Given data:

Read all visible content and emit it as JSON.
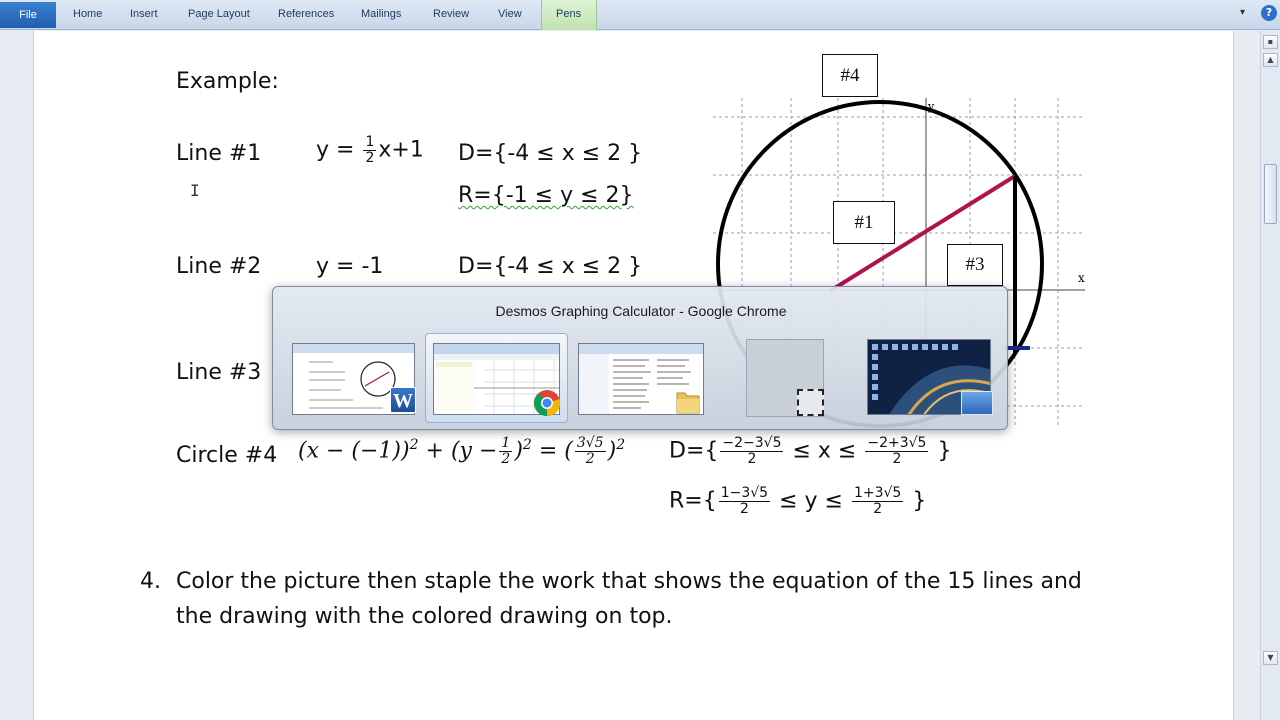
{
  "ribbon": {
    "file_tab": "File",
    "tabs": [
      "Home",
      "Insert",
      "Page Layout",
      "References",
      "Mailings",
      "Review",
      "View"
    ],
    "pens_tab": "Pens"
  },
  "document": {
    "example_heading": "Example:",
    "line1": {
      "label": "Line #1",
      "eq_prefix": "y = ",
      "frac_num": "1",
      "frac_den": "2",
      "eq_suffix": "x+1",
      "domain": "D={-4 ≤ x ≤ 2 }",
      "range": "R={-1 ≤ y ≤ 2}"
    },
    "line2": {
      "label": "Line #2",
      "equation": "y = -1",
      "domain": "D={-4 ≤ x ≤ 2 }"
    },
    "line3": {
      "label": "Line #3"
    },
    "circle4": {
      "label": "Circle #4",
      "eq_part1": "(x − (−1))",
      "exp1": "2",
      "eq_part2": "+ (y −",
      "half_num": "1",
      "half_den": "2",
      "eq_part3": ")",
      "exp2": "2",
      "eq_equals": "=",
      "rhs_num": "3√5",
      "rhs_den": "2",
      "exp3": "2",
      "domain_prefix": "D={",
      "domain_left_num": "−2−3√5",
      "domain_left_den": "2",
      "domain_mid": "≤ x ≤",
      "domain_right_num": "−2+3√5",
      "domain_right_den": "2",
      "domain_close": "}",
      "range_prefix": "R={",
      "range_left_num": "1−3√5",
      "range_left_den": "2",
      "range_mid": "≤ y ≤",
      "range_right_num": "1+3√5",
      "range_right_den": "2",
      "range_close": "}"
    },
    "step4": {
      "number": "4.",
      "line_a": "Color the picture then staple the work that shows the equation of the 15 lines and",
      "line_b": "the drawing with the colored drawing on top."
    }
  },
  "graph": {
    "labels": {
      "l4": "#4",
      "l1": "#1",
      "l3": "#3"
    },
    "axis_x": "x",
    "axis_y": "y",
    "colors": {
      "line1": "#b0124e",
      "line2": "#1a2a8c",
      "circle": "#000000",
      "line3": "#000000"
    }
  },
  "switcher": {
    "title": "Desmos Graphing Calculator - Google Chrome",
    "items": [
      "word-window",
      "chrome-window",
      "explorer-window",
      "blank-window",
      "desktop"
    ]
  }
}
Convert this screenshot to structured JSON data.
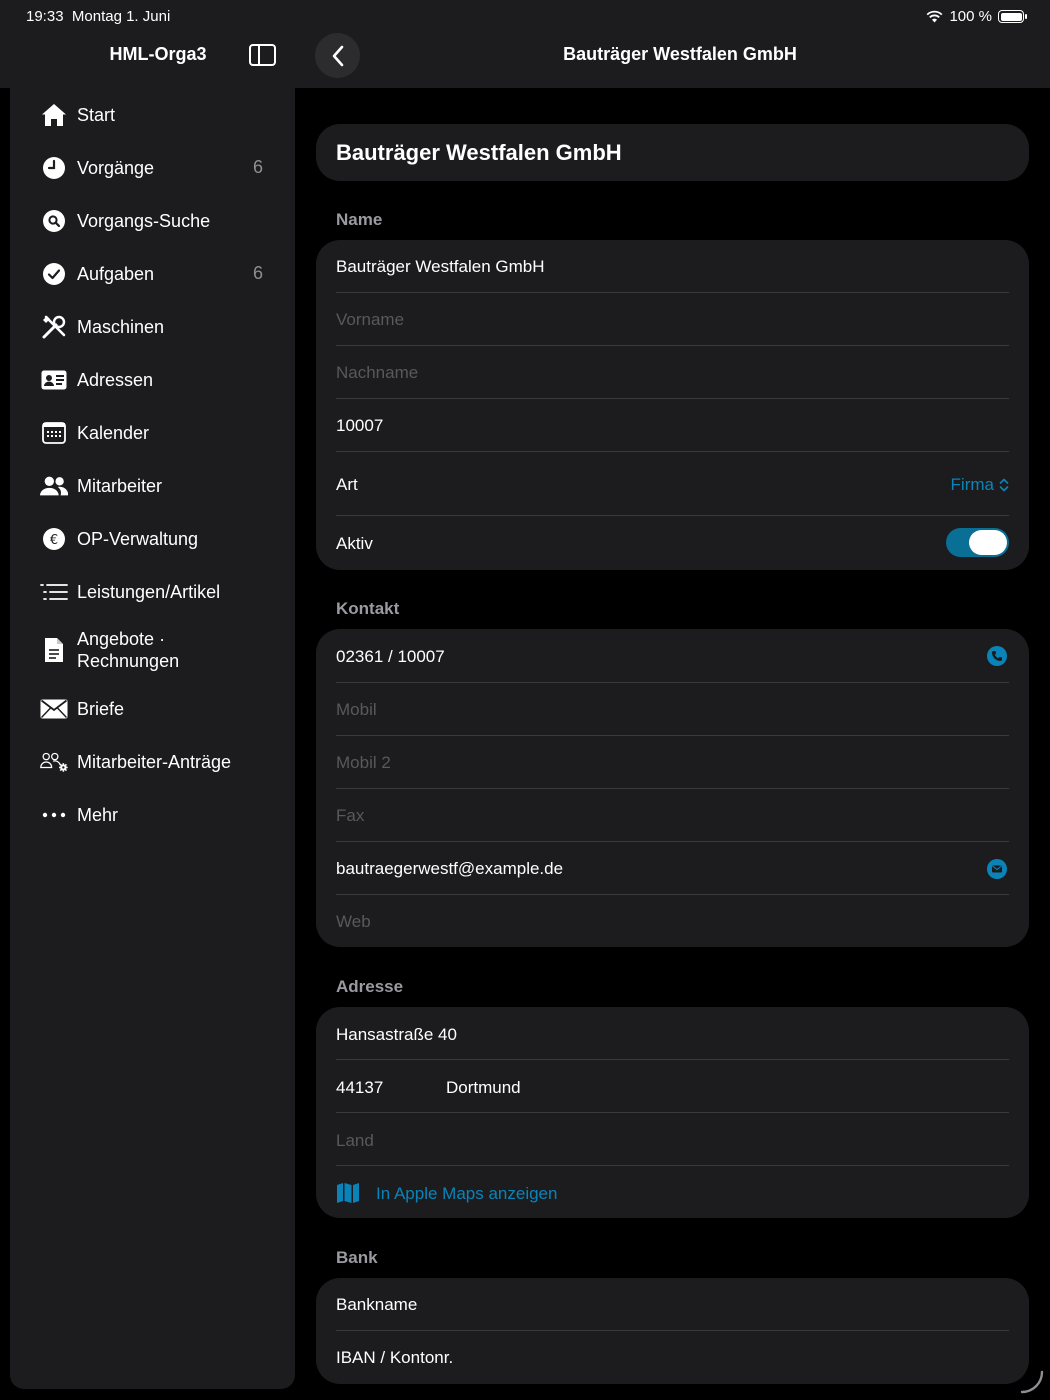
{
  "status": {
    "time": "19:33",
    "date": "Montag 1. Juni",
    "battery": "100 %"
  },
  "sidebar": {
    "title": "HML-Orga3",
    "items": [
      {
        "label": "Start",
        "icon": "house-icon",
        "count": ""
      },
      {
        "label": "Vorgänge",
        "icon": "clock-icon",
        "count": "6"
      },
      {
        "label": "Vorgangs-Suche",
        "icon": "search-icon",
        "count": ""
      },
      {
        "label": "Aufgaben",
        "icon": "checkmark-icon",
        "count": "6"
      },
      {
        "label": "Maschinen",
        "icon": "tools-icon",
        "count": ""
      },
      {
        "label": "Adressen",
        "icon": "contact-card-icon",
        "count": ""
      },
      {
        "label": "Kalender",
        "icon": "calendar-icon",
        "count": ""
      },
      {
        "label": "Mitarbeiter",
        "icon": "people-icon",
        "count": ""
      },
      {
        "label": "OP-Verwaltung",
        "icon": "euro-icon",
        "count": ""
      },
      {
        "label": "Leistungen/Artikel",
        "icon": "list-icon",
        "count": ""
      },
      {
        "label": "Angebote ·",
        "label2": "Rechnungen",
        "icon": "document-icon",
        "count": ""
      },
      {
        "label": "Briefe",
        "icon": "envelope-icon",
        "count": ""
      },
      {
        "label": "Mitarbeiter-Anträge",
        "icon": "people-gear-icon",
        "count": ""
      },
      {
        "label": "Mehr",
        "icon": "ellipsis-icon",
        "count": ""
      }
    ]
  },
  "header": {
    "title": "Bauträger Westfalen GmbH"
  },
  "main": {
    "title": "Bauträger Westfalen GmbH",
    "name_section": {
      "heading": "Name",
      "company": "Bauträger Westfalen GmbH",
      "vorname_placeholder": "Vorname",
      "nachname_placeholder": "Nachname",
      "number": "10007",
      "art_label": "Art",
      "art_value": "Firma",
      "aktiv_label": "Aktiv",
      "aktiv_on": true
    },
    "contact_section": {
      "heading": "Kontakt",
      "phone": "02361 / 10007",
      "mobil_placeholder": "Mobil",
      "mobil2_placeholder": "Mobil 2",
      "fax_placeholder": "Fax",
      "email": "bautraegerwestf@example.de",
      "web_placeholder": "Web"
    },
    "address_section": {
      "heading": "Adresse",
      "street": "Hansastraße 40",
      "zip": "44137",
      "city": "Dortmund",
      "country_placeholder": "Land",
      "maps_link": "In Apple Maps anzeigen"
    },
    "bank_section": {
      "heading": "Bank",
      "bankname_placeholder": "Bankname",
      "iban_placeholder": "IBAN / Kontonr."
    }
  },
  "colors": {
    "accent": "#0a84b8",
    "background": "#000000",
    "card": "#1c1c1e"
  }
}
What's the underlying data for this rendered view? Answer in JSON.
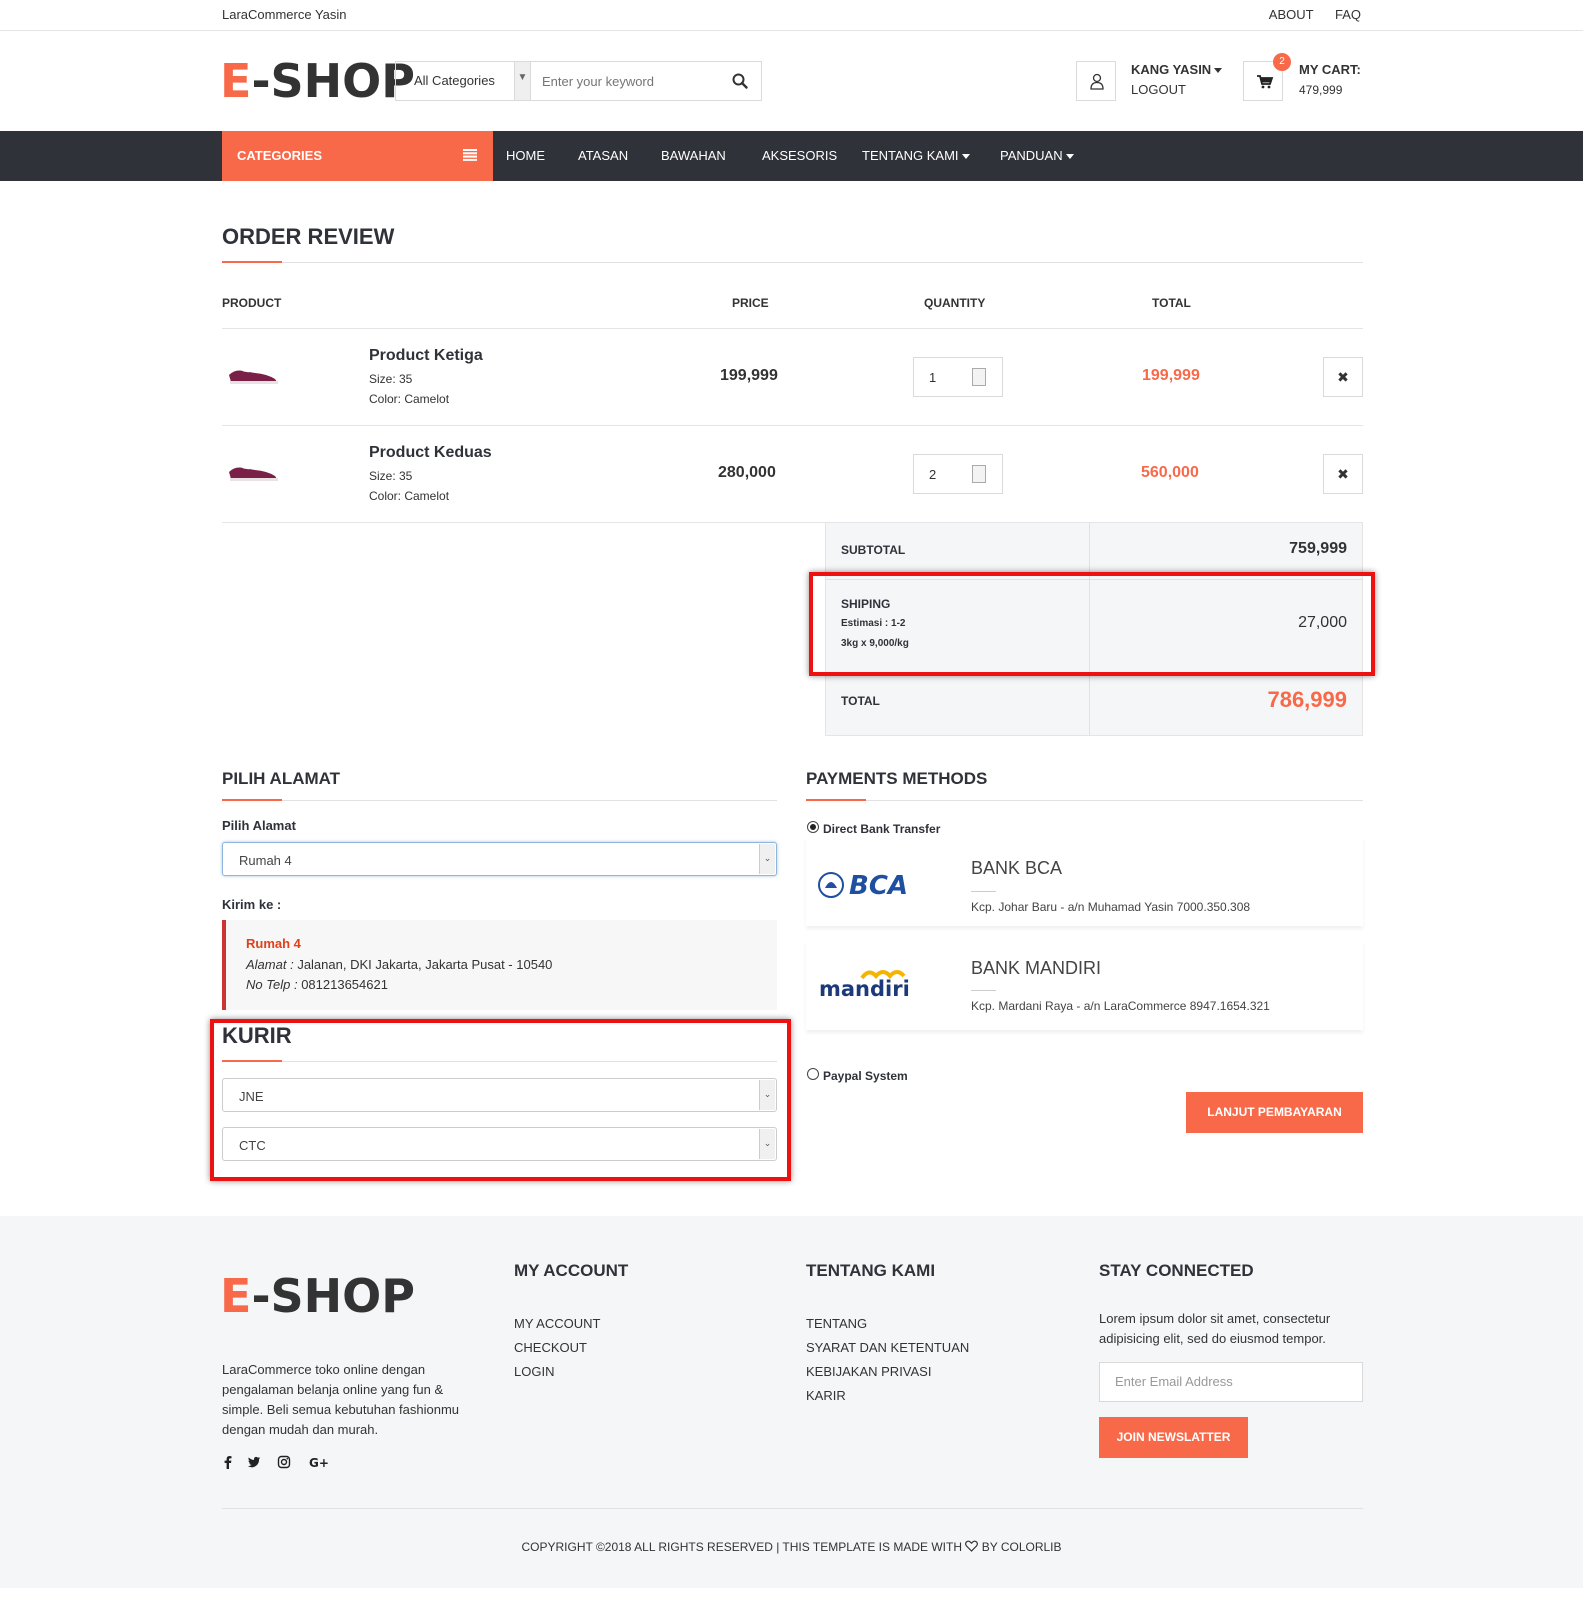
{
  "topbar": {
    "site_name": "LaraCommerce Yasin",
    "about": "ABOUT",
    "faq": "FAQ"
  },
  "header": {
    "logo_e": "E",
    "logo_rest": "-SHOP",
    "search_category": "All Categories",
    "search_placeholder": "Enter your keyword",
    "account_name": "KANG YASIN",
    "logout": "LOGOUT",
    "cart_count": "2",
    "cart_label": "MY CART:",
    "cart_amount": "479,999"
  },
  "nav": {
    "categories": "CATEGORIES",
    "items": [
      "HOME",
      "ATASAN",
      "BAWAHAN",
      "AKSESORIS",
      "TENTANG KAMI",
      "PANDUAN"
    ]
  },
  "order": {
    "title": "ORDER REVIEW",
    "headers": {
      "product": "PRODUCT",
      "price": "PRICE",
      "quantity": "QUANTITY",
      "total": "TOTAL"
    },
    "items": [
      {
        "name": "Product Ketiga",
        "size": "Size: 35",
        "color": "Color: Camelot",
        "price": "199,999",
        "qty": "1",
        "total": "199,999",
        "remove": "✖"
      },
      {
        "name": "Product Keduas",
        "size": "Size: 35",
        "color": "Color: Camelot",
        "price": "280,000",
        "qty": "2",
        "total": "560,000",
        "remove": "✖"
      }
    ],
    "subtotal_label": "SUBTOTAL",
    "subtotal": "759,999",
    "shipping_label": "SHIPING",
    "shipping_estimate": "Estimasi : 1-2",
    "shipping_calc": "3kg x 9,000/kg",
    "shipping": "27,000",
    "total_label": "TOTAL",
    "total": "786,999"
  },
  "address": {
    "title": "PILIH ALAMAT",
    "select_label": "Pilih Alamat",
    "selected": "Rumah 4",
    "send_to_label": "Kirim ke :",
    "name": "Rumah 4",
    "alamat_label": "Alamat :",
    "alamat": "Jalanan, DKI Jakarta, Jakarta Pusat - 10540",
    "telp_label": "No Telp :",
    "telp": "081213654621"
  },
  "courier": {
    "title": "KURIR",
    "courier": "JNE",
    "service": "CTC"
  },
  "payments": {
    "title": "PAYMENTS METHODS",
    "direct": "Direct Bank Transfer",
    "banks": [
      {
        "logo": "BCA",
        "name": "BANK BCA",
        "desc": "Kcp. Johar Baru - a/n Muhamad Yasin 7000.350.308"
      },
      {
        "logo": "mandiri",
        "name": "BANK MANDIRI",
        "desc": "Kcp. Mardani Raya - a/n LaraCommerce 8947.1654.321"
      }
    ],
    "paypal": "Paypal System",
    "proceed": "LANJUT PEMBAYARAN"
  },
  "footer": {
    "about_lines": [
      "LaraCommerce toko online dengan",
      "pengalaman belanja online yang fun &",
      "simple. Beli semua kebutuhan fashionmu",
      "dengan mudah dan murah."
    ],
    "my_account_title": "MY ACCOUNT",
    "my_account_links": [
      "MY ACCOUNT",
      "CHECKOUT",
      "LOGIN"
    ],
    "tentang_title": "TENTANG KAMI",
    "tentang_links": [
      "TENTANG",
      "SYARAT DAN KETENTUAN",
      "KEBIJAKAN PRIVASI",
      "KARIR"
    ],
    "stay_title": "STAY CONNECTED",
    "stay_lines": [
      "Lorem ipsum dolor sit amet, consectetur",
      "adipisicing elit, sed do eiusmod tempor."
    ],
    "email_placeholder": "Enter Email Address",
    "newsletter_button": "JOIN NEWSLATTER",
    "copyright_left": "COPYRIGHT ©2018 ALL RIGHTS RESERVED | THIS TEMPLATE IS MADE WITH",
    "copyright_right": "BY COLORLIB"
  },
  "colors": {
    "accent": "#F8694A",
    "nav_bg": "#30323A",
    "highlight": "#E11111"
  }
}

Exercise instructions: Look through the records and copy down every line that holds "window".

Output of the exercise:
      "word-window",
      "chrome-window",
      "explorer-window",
      "blank-window",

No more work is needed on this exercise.